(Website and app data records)

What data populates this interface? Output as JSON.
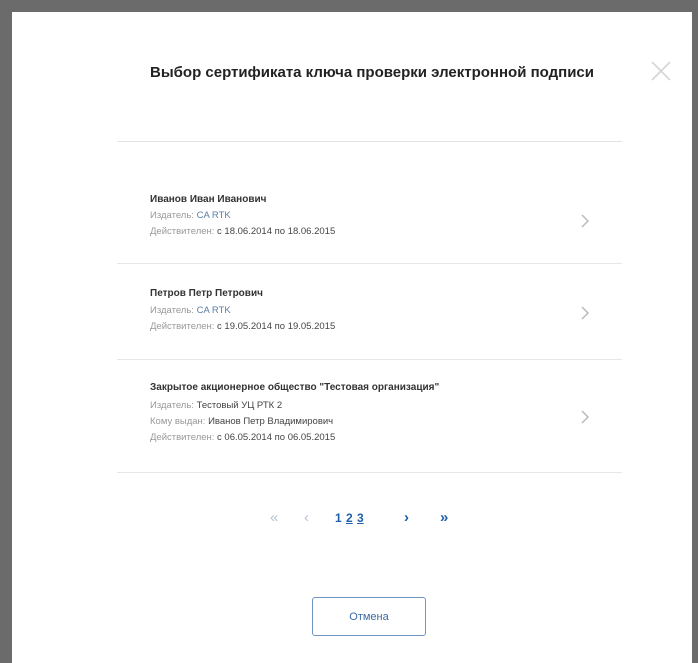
{
  "dialog": {
    "title": "Выбор сертификата ключа проверки электронной подписи",
    "cancel_label": "Отмена"
  },
  "certificates": [
    {
      "name": "Иванов Иван Иванович",
      "issuer_label": "Издатель:",
      "issuer": "CA RTK",
      "validity_label": "Действителен:",
      "validity": "с 18.06.2014 по 18.06.2015"
    },
    {
      "name": "Петров Петр Петрович",
      "issuer_label": "Издатель:",
      "issuer": "CA RTK",
      "validity_label": "Действителен:",
      "validity": "с 19.05.2014 по 19.05.2015"
    },
    {
      "name": "Закрытое акционерное общество \"Тестовая организация\"",
      "issuer_label": "Издатель:",
      "issuer": "Тестовый УЦ РТК 2",
      "issued_to_label": "Кому выдан:",
      "issued_to": "Иванов Петр Владимирович",
      "validity_label": "Действителен:",
      "validity": "с 06.05.2014 по 06.05.2015"
    }
  ],
  "pagination": {
    "first": "«",
    "prev": "‹",
    "pages": [
      "1",
      "2",
      "3"
    ],
    "next": "›",
    "last": "»"
  },
  "icons": {
    "close": "close-icon",
    "chevron": "chevron-right-icon"
  }
}
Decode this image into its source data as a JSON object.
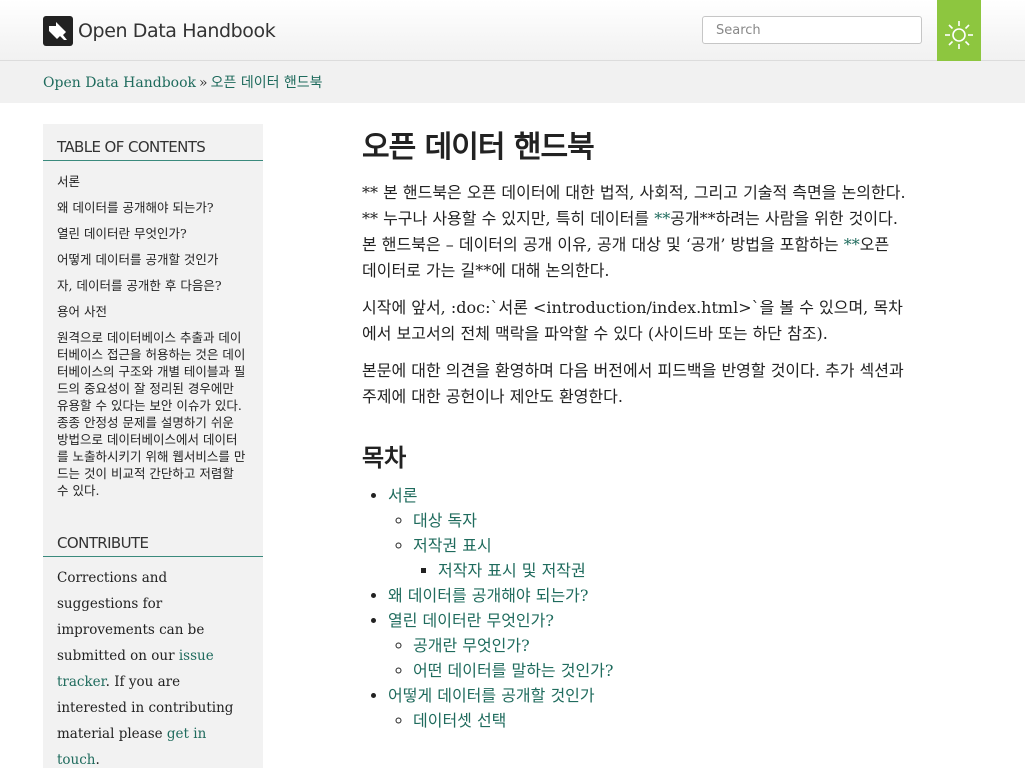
{
  "header": {
    "site_title": "Open Data Handbook",
    "search_placeholder": "Search"
  },
  "breadcrumb": {
    "home": "Open Data Handbook",
    "separator": "»",
    "current": "오픈 데이터 핸드북"
  },
  "sidebar": {
    "toc_heading": "TABLE OF CONTENTS",
    "toc_items": [
      "서론",
      "왜 데이터를 공개해야 되는가?",
      "열린 데이터란 무엇인가?",
      "어떻게 데이터를 공개할 것인가",
      "자, 데이터를 공개한 후 다음은?",
      "용어 사전",
      "원격으로 데이터베이스 추출과 데이터베이스 접근을 허용하는 것은 데이터베이스의 구조와 개별 테이블과 필드의 중요성이 잘 정리된 경우에만 유용할 수 있다는 보안 이슈가 있다. 종종 안정성 문제를 설명하기 쉬운 방법으로 데이터베이스에서 데이터를 노출하시키기 위해 웹서비스를 만드는 것이 비교적 간단하고 저렴할 수 있다."
    ],
    "contribute_heading": "CONTRIBUTE",
    "contribute_text_1": "Corrections and suggestions for improvements can be submitted on our ",
    "contribute_link_1": "issue tracker",
    "contribute_text_2": ". If you are interested in contributing material please ",
    "contribute_link_2": "get in touch",
    "contribute_text_3": "."
  },
  "main": {
    "title": "오픈 데이터 핸드북",
    "para1_a": "** 본 핸드북은 오픈 데이터에 대한 법적, 사회적, 그리고 기술적 측면을 논의한다. ** 누구나 사용할 수 있지만, 특히 데이터를 ",
    "para1_b": "**",
    "para1_c": "공개**하려는 사람을 위한 것이다. 본 핸드북은 – 데이터의 공개 이유, 공개 대상 및 ‘공개’ 방법을 포함하는 ",
    "para1_d": "**",
    "para1_e": "오픈 데이터로 가는 길**에 대해 논의한다.",
    "para2": "시작에 앞서, :doc:`서론 <introduction/index.html>`을 볼 수 있으며, 목차에서 보고서의 전체 맥락을 파악할 수 있다 (사이드바 또는 하단 참조).",
    "para3": "본문에 대한 의견을 환영하며 다음 버전에서 피드백을 반영할 것이다. 추가 섹션과 주제에 대한 공헌이나 제안도 환영한다.",
    "toc_title": "목차",
    "toc": {
      "intro": "서론",
      "intro_audience": "대상 독자",
      "intro_copyright": "저작권 표시",
      "intro_copyright_attr": "저작자 표시 및 저작권",
      "why": "왜 데이터를 공개해야 되는가?",
      "what": "열린 데이터란 무엇인가?",
      "what_open": "공개란 무엇인가?",
      "what_data": "어떤 데이터를 말하는 것인가?",
      "how": "어떻게 데이터를 공개할 것인가",
      "how_choose": "데이터셋 선택"
    }
  },
  "colors": {
    "link": "#1f6b5d",
    "ribbon": "#8dc63f",
    "sidebar_bg": "#f2f2f2"
  }
}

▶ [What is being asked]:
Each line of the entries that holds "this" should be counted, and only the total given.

▶ [Your response]:
2